*What the task asks*
The copy has to match the records word for word and include no pictures.

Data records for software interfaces
····················

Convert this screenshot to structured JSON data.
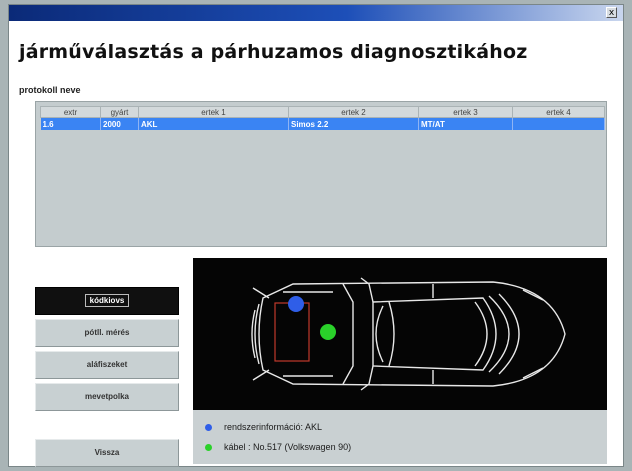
{
  "window": {
    "close_label": "x"
  },
  "header": {
    "title": "járműválasztás a párhuzamos diagnosztikához"
  },
  "protocol": {
    "label": "protokoll neve"
  },
  "table": {
    "columns": [
      "extr",
      "gyárt",
      "ertek 1",
      "ertek 2",
      "ertek 3",
      "ertek 4"
    ],
    "rows": [
      [
        "1.6",
        "2000",
        "AKL",
        "Simos 2.2",
        "MT/AT",
        ""
      ]
    ]
  },
  "sidebar": {
    "buttons": [
      {
        "label": "kódkiovs"
      },
      {
        "label": "pótll. mérés"
      },
      {
        "label": "aláfiszeket"
      },
      {
        "label": "mevetpolka"
      }
    ],
    "back_label": "Vissza"
  },
  "diagram": {
    "legend": [
      {
        "text": "rendszerinformáció: AKL",
        "color": "#2f5ee8"
      },
      {
        "text": "kábel : No.517 (Volkswagen 90)",
        "color": "#2ad12a"
      }
    ]
  },
  "colors": {
    "selected_row": "#3a84f3",
    "marker_blue": "#2f5ee8",
    "marker_green": "#2ad12a"
  }
}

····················

*Response to this exercise*
Convert this screenshot to structured JSON data.
{
  "window": {
    "close_label": "x"
  },
  "header": {
    "title": "járműválasztás a párhuzamos diagnosztikához"
  },
  "protocol": {
    "label": "protokoll neve"
  },
  "table": {
    "columns": [
      "extr",
      "gyárt",
      "ertek 1",
      "ertek 2",
      "ertek 3",
      "ertek 4"
    ],
    "rows": [
      [
        "1.6",
        "2000",
        "AKL",
        "Simos 2.2",
        "MT/AT",
        ""
      ]
    ]
  },
  "sidebar": {
    "buttons": [
      {
        "label": "kódkiovs"
      },
      {
        "label": "pótll. mérés"
      },
      {
        "label": "aláfiszeket"
      },
      {
        "label": "mevetpolka"
      }
    ],
    "back_label": "Vissza"
  },
  "diagram": {
    "legend": [
      {
        "text": "rendszerinformáció: AKL",
        "color": "#2f5ee8"
      },
      {
        "text": "kábel : No.517 (Volkswagen 90)",
        "color": "#2ad12a"
      }
    ]
  },
  "colors": {
    "selected_row": "#3a84f3",
    "marker_blue": "#2f5ee8",
    "marker_green": "#2ad12a"
  }
}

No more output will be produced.